In the records below, which lines include "eyes"? Copy them.

(Stored records)
>>

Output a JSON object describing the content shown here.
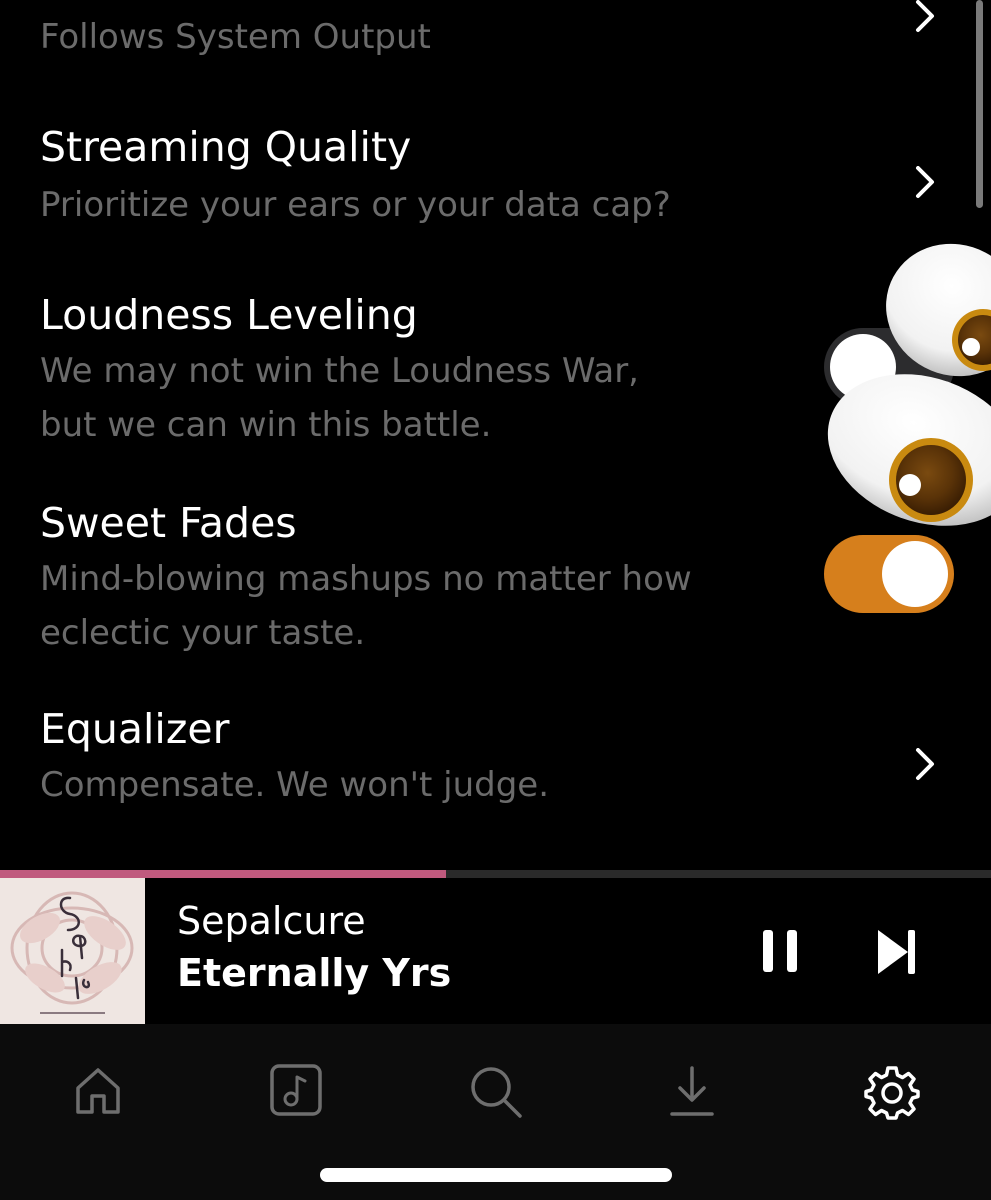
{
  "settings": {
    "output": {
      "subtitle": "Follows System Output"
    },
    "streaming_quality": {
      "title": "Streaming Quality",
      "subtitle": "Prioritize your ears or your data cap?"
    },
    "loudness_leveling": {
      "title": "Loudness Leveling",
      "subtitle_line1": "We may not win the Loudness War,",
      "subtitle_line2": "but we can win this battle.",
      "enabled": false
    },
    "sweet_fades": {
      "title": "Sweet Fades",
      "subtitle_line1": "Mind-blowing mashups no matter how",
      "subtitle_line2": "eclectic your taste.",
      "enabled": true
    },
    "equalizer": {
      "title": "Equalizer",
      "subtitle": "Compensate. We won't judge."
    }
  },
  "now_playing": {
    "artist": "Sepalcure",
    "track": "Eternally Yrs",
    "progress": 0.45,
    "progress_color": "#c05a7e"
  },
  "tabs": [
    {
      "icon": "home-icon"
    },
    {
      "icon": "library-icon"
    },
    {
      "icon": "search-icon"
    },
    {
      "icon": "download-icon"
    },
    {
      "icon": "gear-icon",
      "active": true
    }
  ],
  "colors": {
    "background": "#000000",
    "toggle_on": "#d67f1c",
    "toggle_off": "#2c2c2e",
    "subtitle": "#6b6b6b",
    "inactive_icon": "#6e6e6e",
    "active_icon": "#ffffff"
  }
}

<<
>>

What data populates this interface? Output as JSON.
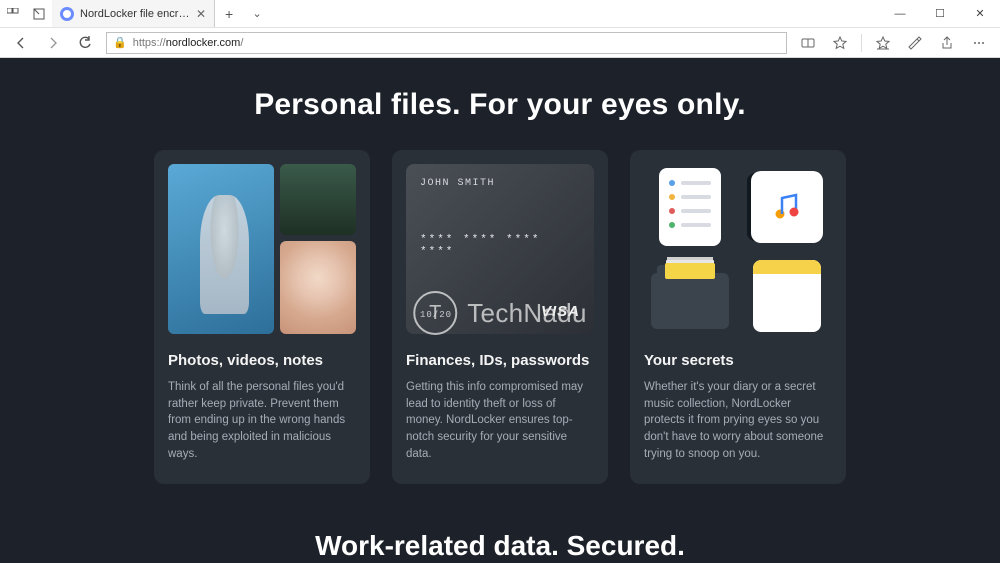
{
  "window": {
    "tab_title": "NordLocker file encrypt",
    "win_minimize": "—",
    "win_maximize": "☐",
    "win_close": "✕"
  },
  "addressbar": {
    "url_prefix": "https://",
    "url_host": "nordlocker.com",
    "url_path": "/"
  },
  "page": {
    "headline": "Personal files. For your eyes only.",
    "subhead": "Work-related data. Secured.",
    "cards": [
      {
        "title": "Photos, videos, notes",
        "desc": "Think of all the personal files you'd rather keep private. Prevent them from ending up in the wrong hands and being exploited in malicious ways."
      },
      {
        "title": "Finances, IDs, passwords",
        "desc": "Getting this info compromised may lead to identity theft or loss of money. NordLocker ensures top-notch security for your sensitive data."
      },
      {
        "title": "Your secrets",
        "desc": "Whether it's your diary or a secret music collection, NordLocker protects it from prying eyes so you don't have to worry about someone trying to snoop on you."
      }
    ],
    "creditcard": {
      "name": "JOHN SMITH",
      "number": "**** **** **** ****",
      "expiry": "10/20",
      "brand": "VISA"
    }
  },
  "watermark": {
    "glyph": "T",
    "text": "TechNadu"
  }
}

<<
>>

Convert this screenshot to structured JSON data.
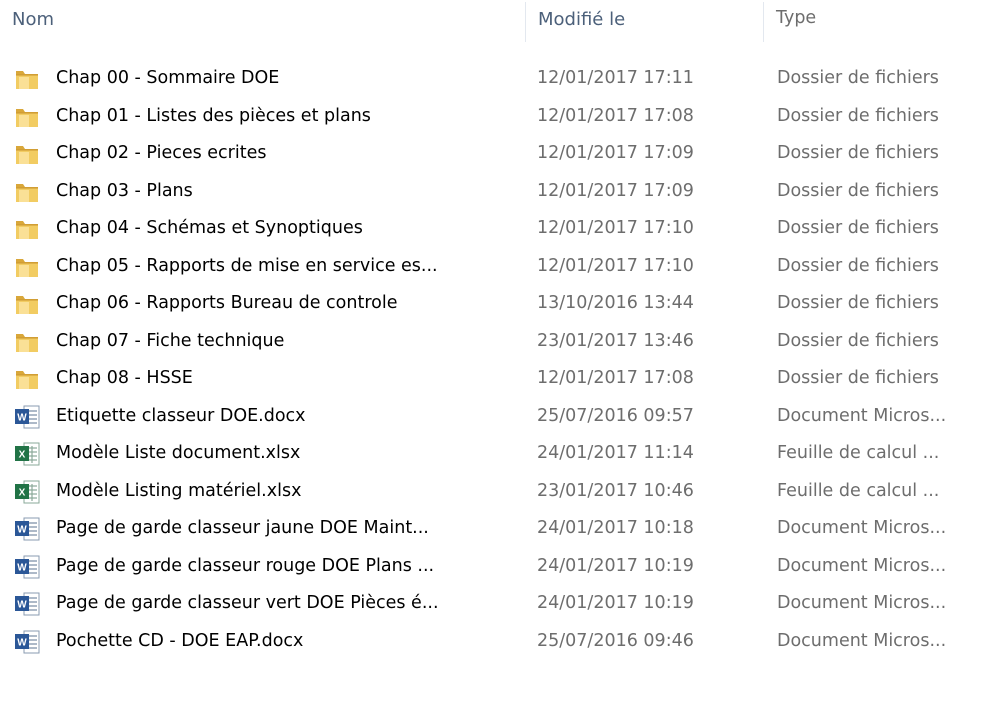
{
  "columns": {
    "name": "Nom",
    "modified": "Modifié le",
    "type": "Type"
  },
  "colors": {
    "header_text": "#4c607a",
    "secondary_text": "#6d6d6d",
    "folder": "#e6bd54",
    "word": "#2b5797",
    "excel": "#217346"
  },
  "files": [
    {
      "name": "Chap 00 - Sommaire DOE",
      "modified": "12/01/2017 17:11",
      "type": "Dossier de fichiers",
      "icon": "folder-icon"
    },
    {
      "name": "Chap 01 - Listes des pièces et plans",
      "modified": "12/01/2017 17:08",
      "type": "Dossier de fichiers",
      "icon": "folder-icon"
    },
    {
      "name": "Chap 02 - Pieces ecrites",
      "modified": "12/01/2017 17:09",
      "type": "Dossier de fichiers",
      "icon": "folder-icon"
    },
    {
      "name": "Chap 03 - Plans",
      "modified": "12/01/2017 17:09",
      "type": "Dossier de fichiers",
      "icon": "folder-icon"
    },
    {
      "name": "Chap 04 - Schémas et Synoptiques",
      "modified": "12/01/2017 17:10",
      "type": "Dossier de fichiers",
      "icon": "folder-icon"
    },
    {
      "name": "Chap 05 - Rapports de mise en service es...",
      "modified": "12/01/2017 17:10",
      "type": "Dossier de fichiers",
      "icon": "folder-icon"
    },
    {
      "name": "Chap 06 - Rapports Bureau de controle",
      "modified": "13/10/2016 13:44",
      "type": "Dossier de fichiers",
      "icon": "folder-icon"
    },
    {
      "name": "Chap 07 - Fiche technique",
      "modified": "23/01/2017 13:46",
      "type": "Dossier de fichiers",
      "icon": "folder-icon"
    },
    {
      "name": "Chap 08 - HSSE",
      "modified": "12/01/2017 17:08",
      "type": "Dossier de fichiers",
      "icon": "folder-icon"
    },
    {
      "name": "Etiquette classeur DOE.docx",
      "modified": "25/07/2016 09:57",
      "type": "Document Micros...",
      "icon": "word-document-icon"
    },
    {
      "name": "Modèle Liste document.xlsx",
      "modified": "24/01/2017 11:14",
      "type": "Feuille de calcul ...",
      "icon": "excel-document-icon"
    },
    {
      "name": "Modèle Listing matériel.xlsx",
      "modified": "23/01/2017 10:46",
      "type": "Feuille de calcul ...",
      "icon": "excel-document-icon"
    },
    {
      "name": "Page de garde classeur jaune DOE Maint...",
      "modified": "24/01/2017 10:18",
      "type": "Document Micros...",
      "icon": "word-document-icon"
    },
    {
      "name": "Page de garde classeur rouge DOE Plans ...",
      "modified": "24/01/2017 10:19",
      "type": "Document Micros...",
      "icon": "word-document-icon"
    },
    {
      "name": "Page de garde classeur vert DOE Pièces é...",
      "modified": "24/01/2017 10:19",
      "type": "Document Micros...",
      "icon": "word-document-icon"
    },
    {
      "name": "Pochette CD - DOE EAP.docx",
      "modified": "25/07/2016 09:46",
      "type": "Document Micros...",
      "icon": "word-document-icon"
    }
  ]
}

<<

* ANSWER TO THE EXERCISE
    "headline": "Personal files. For your eyes only.",
        "desc": "Whether it's your diary or a secret music collection, NordLocker protects it from prying eyes so you don't have to worry about someone trying to snoop on you."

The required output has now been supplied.